*Records supplied:*
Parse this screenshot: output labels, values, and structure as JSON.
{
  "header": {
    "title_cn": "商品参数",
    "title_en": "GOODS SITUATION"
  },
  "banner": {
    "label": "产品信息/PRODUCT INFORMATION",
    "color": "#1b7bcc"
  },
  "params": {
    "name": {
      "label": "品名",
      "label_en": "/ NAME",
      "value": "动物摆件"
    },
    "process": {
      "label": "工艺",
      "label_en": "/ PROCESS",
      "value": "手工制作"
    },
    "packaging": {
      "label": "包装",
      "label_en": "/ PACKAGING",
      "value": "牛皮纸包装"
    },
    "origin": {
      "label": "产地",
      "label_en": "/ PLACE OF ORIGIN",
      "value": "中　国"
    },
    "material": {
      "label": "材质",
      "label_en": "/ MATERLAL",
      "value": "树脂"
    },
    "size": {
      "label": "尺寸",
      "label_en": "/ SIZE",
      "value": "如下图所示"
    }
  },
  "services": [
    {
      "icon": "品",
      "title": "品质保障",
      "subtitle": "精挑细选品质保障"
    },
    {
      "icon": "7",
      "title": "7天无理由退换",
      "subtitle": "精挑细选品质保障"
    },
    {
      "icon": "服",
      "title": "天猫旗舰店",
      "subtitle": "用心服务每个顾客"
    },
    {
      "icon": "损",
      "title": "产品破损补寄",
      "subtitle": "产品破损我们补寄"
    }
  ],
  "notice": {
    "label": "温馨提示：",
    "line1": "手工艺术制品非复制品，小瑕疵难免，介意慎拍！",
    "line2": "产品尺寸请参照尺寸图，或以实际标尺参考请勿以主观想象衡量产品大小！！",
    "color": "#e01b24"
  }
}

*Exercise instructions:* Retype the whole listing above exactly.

*Exercise output:*
Parse this screenshot: output labels, values, and structure as JSON.
{
  "header": {
    "title_cn": "商品参数",
    "title_en": "GOODS SITUATION"
  },
  "banner": {
    "label": "产品信息/PRODUCT INFORMATION",
    "color": "#1b7bcc"
  },
  "params": {
    "name": {
      "label": "品名",
      "label_en": "/ NAME",
      "value": "动物摆件"
    },
    "process": {
      "label": "工艺",
      "label_en": "/ PROCESS",
      "value": "手工制作"
    },
    "packaging": {
      "label": "包装",
      "label_en": "/ PACKAGING",
      "value": "牛皮纸包装"
    },
    "origin": {
      "label": "产地",
      "label_en": "/ PLACE OF ORIGIN",
      "value": "中　国"
    },
    "material": {
      "label": "材质",
      "label_en": "/ MATERLAL",
      "value": "树脂"
    },
    "size": {
      "label": "尺寸",
      "label_en": "/ SIZE",
      "value": "如下图所示"
    }
  },
  "services": [
    {
      "icon": "品",
      "title": "品质保障",
      "subtitle": "精挑细选品质保障"
    },
    {
      "icon": "7",
      "title": "7天无理由退换",
      "subtitle": "精挑细选品质保障"
    },
    {
      "icon": "服",
      "title": "天猫旗舰店",
      "subtitle": "用心服务每个顾客"
    },
    {
      "icon": "损",
      "title": "产品破损补寄",
      "subtitle": "产品破损我们补寄"
    }
  ],
  "notice": {
    "label": "温馨提示：",
    "line1": "手工艺术制品非复制品，小瑕疵难免，介意慎拍！",
    "line2": "产品尺寸请参照尺寸图，或以实际标尺参考请勿以主观想象衡量产品大小！！",
    "color": "#e01b24"
  }
}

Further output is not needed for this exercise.